Items from an interface collection:
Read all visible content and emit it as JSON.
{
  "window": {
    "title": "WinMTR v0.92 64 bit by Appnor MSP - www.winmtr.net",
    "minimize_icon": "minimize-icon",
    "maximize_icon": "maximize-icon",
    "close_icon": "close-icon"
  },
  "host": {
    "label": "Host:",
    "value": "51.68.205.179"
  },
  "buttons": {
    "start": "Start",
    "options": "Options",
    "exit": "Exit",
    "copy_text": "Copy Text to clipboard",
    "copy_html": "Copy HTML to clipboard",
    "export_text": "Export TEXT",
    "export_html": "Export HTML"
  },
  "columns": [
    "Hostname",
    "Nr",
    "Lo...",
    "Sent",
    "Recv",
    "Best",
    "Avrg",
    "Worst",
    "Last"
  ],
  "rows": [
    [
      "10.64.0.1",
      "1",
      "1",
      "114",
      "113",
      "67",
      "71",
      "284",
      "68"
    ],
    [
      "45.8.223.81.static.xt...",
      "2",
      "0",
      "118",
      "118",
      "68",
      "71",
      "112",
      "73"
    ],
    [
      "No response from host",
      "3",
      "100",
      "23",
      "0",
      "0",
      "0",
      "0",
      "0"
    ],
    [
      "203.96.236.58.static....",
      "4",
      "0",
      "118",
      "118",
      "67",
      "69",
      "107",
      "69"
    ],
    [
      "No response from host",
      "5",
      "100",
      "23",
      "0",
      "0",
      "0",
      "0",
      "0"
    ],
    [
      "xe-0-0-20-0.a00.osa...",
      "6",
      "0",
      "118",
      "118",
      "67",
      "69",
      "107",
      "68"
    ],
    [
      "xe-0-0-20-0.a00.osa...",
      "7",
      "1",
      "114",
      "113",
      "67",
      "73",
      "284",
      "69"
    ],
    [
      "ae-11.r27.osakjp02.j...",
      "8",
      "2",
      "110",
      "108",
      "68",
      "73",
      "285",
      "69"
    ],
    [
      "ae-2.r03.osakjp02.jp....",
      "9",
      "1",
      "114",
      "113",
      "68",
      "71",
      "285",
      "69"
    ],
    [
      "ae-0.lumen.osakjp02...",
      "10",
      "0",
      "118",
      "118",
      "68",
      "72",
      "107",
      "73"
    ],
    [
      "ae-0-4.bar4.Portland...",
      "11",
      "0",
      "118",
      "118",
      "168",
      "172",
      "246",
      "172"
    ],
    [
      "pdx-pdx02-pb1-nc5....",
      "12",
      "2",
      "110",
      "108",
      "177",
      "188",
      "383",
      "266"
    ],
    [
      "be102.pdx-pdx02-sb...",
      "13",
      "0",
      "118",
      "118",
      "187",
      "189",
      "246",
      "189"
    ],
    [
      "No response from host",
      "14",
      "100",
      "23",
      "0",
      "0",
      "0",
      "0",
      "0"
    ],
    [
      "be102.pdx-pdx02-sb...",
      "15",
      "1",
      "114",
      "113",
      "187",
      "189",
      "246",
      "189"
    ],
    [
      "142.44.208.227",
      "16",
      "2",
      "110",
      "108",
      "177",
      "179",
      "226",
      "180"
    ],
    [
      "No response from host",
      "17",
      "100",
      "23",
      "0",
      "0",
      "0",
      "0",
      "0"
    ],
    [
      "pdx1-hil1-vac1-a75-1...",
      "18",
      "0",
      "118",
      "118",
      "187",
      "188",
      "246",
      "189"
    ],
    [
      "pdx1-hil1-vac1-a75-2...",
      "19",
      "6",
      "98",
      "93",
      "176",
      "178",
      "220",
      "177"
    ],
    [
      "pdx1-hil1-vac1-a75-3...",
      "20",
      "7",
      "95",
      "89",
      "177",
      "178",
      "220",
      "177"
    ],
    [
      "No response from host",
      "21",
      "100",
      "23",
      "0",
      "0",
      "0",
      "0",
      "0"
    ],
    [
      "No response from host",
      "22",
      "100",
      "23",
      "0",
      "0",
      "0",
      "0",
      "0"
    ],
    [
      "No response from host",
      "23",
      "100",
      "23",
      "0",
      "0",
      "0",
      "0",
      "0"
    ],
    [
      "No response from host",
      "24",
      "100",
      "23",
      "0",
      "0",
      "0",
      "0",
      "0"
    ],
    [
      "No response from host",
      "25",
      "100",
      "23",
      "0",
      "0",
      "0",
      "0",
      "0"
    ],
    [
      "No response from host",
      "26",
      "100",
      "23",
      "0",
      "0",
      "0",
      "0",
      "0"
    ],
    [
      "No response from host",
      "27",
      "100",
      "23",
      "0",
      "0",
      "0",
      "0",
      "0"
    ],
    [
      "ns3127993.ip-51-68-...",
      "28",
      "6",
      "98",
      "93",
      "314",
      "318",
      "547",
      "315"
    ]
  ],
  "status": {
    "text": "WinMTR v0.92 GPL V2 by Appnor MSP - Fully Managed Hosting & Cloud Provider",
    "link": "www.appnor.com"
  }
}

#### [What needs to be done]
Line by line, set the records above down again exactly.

#### [Exercise result]
Read all visible content and emit it as JSON.
{
  "window": {
    "title": "WinMTR v0.92 64 bit by Appnor MSP - www.winmtr.net",
    "minimize_icon": "minimize-icon",
    "maximize_icon": "maximize-icon",
    "close_icon": "close-icon"
  },
  "host": {
    "label": "Host:",
    "value": "51.68.205.179"
  },
  "buttons": {
    "start": "Start",
    "options": "Options",
    "exit": "Exit",
    "copy_text": "Copy Text to clipboard",
    "copy_html": "Copy HTML to clipboard",
    "export_text": "Export TEXT",
    "export_html": "Export HTML"
  },
  "columns": [
    "Hostname",
    "Nr",
    "Lo...",
    "Sent",
    "Recv",
    "Best",
    "Avrg",
    "Worst",
    "Last"
  ],
  "rows": [
    [
      "10.64.0.1",
      "1",
      "1",
      "114",
      "113",
      "67",
      "71",
      "284",
      "68"
    ],
    [
      "45.8.223.81.static.xt...",
      "2",
      "0",
      "118",
      "118",
      "68",
      "71",
      "112",
      "73"
    ],
    [
      "No response from host",
      "3",
      "100",
      "23",
      "0",
      "0",
      "0",
      "0",
      "0"
    ],
    [
      "203.96.236.58.static....",
      "4",
      "0",
      "118",
      "118",
      "67",
      "69",
      "107",
      "69"
    ],
    [
      "No response from host",
      "5",
      "100",
      "23",
      "0",
      "0",
      "0",
      "0",
      "0"
    ],
    [
      "xe-0-0-20-0.a00.osa...",
      "6",
      "0",
      "118",
      "118",
      "67",
      "69",
      "107",
      "68"
    ],
    [
      "xe-0-0-20-0.a00.osa...",
      "7",
      "1",
      "114",
      "113",
      "67",
      "73",
      "284",
      "69"
    ],
    [
      "ae-11.r27.osakjp02.j...",
      "8",
      "2",
      "110",
      "108",
      "68",
      "73",
      "285",
      "69"
    ],
    [
      "ae-2.r03.osakjp02.jp....",
      "9",
      "1",
      "114",
      "113",
      "68",
      "71",
      "285",
      "69"
    ],
    [
      "ae-0.lumen.osakjp02...",
      "10",
      "0",
      "118",
      "118",
      "68",
      "72",
      "107",
      "73"
    ],
    [
      "ae-0-4.bar4.Portland...",
      "11",
      "0",
      "118",
      "118",
      "168",
      "172",
      "246",
      "172"
    ],
    [
      "pdx-pdx02-pb1-nc5....",
      "12",
      "2",
      "110",
      "108",
      "177",
      "188",
      "383",
      "266"
    ],
    [
      "be102.pdx-pdx02-sb...",
      "13",
      "0",
      "118",
      "118",
      "187",
      "189",
      "246",
      "189"
    ],
    [
      "No response from host",
      "14",
      "100",
      "23",
      "0",
      "0",
      "0",
      "0",
      "0"
    ],
    [
      "be102.pdx-pdx02-sb...",
      "15",
      "1",
      "114",
      "113",
      "187",
      "189",
      "246",
      "189"
    ],
    [
      "142.44.208.227",
      "16",
      "2",
      "110",
      "108",
      "177",
      "179",
      "226",
      "180"
    ],
    [
      "No response from host",
      "17",
      "100",
      "23",
      "0",
      "0",
      "0",
      "0",
      "0"
    ],
    [
      "pdx1-hil1-vac1-a75-1...",
      "18",
      "0",
      "118",
      "118",
      "187",
      "188",
      "246",
      "189"
    ],
    [
      "pdx1-hil1-vac1-a75-2...",
      "19",
      "6",
      "98",
      "93",
      "176",
      "178",
      "220",
      "177"
    ],
    [
      "pdx1-hil1-vac1-a75-3...",
      "20",
      "7",
      "95",
      "89",
      "177",
      "178",
      "220",
      "177"
    ],
    [
      "No response from host",
      "21",
      "100",
      "23",
      "0",
      "0",
      "0",
      "0",
      "0"
    ],
    [
      "No response from host",
      "22",
      "100",
      "23",
      "0",
      "0",
      "0",
      "0",
      "0"
    ],
    [
      "No response from host",
      "23",
      "100",
      "23",
      "0",
      "0",
      "0",
      "0",
      "0"
    ],
    [
      "No response from host",
      "24",
      "100",
      "23",
      "0",
      "0",
      "0",
      "0",
      "0"
    ],
    [
      "No response from host",
      "25",
      "100",
      "23",
      "0",
      "0",
      "0",
      "0",
      "0"
    ],
    [
      "No response from host",
      "26",
      "100",
      "23",
      "0",
      "0",
      "0",
      "0",
      "0"
    ],
    [
      "No response from host",
      "27",
      "100",
      "23",
      "0",
      "0",
      "0",
      "0",
      "0"
    ],
    [
      "ns3127993.ip-51-68-...",
      "28",
      "6",
      "98",
      "93",
      "314",
      "318",
      "547",
      "315"
    ]
  ],
  "status": {
    "text": "WinMTR v0.92 GPL V2 by Appnor MSP - Fully Managed Hosting & Cloud Provider",
    "link": "www.appnor.com"
  }
}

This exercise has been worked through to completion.